Hurt on the job? If so, the insurance carrier may look for a reason to deny your claim. One of their favorite reasons (and usually a wrong one) is to claim you had a pre-existing condition. On a weekly basis, we listen to injured workers who were (wrongly) denied benefits by the insurance company. What makes this wrongful denial so bad — Many lawyers advertising for injury cases simply accept the denial and refuse to help their clients. Many times, the insurance company denial is wrong.
How Should We View Workers’ Compensation Benefits In Alabama?
Alabama courts have stated over-and-over again that workers’ compensation benefits are “not limited to those in perfect health.” Of course they are not limited. Working men and women deserve a system that provides medical care and basic benefits following a serious accident. If the system required anyone over the age of 35-40 with a history of heavy labor work to have a perfect back, benefits would be worthless. Nobody would be covered.
How Do We Define Pre-Existing For Alabama Work Comp Claims?
In Alabama, the proper question is whether or not the injured worker could perform the normal job duties of his or her employment before the work-related injury at issue. If so, that worker is entitled to full benefits. Alabama’s appellate courts have used the following language to discuss this issue:
[I]f the previous injury has not demonstrated itself as disabling and has not prevented the employee from performing his job in a normal manner [at the time of the accident at issue], then the previous injury will not disqualify the claim.
Pre-existing injury is defined in terms of its effect on the employee’s ability to earn. The existence of an infirmity that does not prevent an employee from performing his duties without modification, or from working ‘as a normal man,’ does not affect a compensation award.
Oberkor v. Central Alabama Home Health Care Services, Inc., 716 So.2d 1267, 1270 (Ala.Civ.App. 1998)
At our office, we have won this issue on appeal numerous times for our injured clients. We have helped clients who underwent prior back surgeries but returned fully to work before their accident. We have helped clients who suffered periodic back and neck flareups but continued to work fully before their accident. Time after time, we have fought this defense. A prior problem, condition or injury that did not prevent you from working fully when you had your accident, should not be an obstacle to benefits. Don’t let the insurance company tell you it is.
Don’t expect the insurance company to tell you this truth. Instead of simply writing-off claims because the person had a prior problem in the same area, the question should be whether this issue impacted your ability to work at the time of your accident. That question should decide whether or not the problem is pre-existing.
How Do We Determine If Benefits Are Owed?

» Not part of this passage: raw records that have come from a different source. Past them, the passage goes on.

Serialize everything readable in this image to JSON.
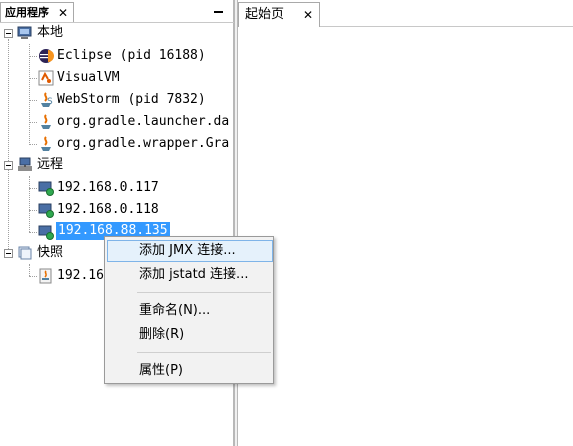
{
  "left_panel": {
    "tab_label": "应用程序",
    "close_glyph": "✕"
  },
  "tree": {
    "local": {
      "label": "本地",
      "children": [
        "Eclipse (pid 16188)",
        "VisualVM",
        "WebStorm (pid 7832)",
        "org.gradle.launcher.da",
        "org.gradle.wrapper.Gra"
      ]
    },
    "remote": {
      "label": "远程",
      "children": [
        "192.168.0.117",
        "192.168.0.118",
        "192.168.88.135"
      ]
    },
    "snapshots": {
      "label": "快照",
      "children": [
        "192.16"
      ]
    }
  },
  "right_area": {
    "tab_label": "起始页",
    "close_glyph": "✕"
  },
  "context_menu": {
    "items": [
      "添加 JMX 连接...",
      "添加 jstatd 连接...",
      "重命名(N)...",
      "删除(R)",
      "属性(P)"
    ],
    "highlighted_index": 0
  },
  "colors": {
    "selection": "#3399ff",
    "menu_bg": "#f2f2f2",
    "menu_highlight": "#e5f1fb"
  }
}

The issue is not whether your pre-injury health was perfect. No. The issue is whether the work-related accident for which you are seeking benefits, contributed to your condition. Did your injury cause your current problems? Did your injury aggravate your condition, worsen your condition, or contribute to your condition? If your accident worsened you, you are probably entitled to work comp benefits. And, you should certainly seek advice rather than listen to an insurance company trying to profit at your expense.
Does this law mean it’s easy to overcome a wrongful denial by the insurance company? No, it does not. Insurance companies know that many people will simply go away after a denial. Other denied workers will consult a lawyer unwilling to fight or go to trial for his or her clients. Our highways are littered with billboards for these settlement lawyers. These cases often require a fight. Insurance companies know the outcome depends upon the doctor’s medical testimony. If denied, you need to consult an attorney who understands the law and has experience preparing these cases for trial.
At the Blackwell Law Firm, we represent injured workers across Alabama. We have tried workers’ compensation cases to verdict in counties across the state.